Alerts

Please note February 3rd to February 4th 2023, Zoomobile may be experiencing closures and delays due to weather and unforeseen circumstances.
Please note that due to the cold temperatures expected, the Conservation Carousel will be closed on Saturday, February 4.

Please also note our Zoomobile will now be taking an alternate route through the Eurasia Wilds and will no longer be travelling through the Eurasia Drive Thru.


Please note the following animals that may not be viewable at this time:

Americas Pavilion
Two-toed sloth, golden lion tamarin, white-faced saki, river otter, Eastern loggerhead shrike, and black-footed ferret are all currently not viewable due to habitat maintenance.

Eurasia Wilds
The Stellar Sea Eagles are currently not viewable.

Canadian Domain: 
Closed for the season.

African Savanna:
Some animals may not be viewable due to decreasing temperatures.

Kids Zoo
Closed for the season.


Saturday, February 25 - Move Your Paws for the Polar Bear Cause 5K/1K Run/Walk

Please be advised that your Toronto Zoo and Canada Running Series will be hosting the Move Your Paws for the Polar Bear Cause 5K/1K Run/Walk at the Zoo on February 25th to raise funds for the Toronto Zoo Wildlife Conservancy and polar bear conservation. 

Please note the following operational impacts:

  • For their well-being, some animals along the Move Your Paws route may be delayed going out on habitat in the morning. Guests may experience slight delays on other pathways as the run finishes and the race route is cleared. 
    • Tundra Trek: Caribou will not be visible and the path to the Caribou habitat will be closed for the entire day
  • Zoomobile: Begins operating at 11:45 am
EmeraldTreeBoa
EmeraldTreeBoa
Reptile

Location at the Zoo:
Australasia
Region: South America


Emerald tree boa

There is much variation in colour and pattern in the emerald tree boa, particularly in juveniles, according to their region. Newborns may be red or orange or a mix of red and orange or red, orange, and green. The adult specimen is a striking green with white blotches along the dorsal midline. The emerald tree boa is characterized by large, distinctive labial heat receptors. These infrared heat receptors are located in the labial scales. These heat pits run along both the upper and lower lips. The head is large and obviously separate from the neck. The average adult length is 1.8 meters but again there are variations according to region. The body is typically five cm in diameter.

Conservation Status: IUCN




Distribution:

Found in Columbia, Venezuela, Brazil, Ecuador, Peru, Bolivia, French Guinea, Guyana, and Surinam.

Habitat:

Found in mature forested areas. They are found from sea level to altitudes of 800 meters.

Diet:

This boa's diet consists mostly of small mammals, such as rats, bats, and possums, but also includes birds and lizards.

Reproduction:

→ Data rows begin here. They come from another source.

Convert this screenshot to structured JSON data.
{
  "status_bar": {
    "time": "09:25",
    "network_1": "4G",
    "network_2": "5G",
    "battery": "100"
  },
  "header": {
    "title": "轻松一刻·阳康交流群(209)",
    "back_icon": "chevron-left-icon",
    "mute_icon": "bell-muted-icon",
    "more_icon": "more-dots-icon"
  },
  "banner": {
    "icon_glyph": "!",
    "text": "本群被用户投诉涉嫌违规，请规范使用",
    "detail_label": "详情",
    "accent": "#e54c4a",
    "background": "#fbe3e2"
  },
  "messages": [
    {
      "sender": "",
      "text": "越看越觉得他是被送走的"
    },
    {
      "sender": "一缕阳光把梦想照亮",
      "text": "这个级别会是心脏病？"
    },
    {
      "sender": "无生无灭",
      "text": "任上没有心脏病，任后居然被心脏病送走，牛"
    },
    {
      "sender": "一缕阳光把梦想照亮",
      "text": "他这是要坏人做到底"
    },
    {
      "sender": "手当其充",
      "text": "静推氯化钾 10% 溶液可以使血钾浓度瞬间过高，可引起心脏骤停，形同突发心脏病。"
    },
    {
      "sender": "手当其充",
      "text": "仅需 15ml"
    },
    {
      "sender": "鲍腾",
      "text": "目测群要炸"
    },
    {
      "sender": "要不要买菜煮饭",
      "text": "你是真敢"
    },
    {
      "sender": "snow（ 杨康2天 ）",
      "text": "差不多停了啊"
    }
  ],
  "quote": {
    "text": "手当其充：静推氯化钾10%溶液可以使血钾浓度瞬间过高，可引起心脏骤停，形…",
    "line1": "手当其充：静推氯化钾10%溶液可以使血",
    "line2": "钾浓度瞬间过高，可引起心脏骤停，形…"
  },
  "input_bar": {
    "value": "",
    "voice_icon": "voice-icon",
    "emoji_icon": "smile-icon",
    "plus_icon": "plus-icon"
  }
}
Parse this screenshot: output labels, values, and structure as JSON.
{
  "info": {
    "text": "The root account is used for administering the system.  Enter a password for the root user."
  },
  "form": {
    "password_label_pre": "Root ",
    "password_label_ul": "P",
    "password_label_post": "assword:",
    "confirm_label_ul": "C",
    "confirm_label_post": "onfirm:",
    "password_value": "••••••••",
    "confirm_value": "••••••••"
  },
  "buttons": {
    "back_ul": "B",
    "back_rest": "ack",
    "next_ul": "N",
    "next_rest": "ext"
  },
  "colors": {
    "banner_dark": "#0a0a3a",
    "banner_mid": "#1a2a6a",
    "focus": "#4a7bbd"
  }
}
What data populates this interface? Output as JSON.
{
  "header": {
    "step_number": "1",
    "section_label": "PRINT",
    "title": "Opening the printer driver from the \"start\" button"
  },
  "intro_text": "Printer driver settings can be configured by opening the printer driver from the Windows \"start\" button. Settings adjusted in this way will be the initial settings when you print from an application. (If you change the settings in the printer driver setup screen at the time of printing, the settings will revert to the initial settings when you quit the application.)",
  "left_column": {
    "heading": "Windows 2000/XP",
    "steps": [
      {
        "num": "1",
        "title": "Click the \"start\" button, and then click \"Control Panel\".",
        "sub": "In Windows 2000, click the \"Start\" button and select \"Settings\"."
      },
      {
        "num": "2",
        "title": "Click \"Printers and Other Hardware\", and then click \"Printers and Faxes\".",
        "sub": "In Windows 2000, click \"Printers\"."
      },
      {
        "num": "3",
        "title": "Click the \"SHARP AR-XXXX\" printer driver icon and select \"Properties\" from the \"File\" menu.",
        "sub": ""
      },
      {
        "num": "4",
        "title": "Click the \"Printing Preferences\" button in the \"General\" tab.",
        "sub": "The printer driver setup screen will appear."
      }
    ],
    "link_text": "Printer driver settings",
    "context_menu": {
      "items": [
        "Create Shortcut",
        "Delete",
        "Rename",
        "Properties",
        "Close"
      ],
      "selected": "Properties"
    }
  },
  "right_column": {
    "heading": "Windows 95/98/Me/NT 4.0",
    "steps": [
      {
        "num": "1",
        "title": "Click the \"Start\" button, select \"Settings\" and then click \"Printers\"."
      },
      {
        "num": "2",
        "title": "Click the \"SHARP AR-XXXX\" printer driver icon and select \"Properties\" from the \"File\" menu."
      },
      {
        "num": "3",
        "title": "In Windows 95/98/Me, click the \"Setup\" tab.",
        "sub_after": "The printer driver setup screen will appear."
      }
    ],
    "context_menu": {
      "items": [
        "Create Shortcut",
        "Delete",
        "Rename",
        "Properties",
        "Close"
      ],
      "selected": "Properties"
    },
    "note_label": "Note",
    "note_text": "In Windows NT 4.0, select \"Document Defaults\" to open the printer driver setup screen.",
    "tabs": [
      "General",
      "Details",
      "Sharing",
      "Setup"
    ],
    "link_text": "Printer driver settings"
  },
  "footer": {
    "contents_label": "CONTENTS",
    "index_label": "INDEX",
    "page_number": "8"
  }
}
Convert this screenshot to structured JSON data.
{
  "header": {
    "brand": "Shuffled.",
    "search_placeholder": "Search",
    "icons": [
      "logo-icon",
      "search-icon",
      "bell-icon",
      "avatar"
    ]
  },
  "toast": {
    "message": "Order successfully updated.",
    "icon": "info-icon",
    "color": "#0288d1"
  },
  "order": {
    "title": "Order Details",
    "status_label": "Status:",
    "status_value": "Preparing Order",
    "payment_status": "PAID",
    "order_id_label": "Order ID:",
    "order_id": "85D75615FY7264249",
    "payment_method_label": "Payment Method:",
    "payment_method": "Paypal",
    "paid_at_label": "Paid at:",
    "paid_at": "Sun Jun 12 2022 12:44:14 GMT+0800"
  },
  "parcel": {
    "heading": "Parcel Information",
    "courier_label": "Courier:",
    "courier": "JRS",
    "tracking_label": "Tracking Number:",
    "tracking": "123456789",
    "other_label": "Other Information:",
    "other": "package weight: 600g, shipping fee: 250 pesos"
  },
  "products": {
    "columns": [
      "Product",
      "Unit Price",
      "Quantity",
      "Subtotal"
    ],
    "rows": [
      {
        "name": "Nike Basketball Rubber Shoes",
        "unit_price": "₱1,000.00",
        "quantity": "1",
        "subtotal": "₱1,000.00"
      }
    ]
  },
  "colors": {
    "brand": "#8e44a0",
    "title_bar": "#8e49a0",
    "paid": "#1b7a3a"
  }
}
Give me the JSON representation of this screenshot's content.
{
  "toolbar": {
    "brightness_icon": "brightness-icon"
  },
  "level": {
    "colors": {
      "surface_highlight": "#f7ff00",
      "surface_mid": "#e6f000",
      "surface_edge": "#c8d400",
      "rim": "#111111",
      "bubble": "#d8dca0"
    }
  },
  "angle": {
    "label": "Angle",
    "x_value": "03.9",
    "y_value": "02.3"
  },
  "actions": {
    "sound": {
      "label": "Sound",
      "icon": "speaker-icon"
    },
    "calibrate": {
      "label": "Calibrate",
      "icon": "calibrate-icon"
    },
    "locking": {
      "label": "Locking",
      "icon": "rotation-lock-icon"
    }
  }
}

Emerald boas are ovoviviparous (live birth). They have up to twenty young at a time, who are born up to 30 cm long. Young emerald tree boas begin to turn green after 10 to 12 months. These snakes take one or two years longer to reach sexual maturity than other boids.

Adaptation:

This is an arboreal and nocturnal species. Days are spent coiled in a tree branch with its head at the centre of the coil. At night this position is adjusted by extending the head downward in preparation for a strike. It holds this position waiting and watching for prey to approach from below or birds to alight nearby. As ambush predators their well-developed labial heat receptors allow them to see any heat emitting from approaching animals. Prey is grasped with the long frontal teeth, pulled in and constricted to asphyxiation.
Emeralds have the smallest angle of maxillary teeth to the maxilla bone than any other boid. This means the teeth are pointed more sharply backward. After striking their prey they have an extra advantage in that the teeth will be more deeply embedded as the animal tries to pull free, lessening the chance of escape. The tail is prehensile, giving a secure hold on the branch after they strike their prey.

The neonatal emerald colour variations may be mimicking the multi-coloured vipers of the same regions. After the juvenile takes on the mature colouration, it then depends on camouflage as a defense.

Threats to Survival:

Although cryptic colouration provides excellent camouflage, birds of prey pose a threat. Loss of forest habitat fragments populations. Other threats include illegal collection for the pet trade beyond sustainable harvest quotas in human settled areas.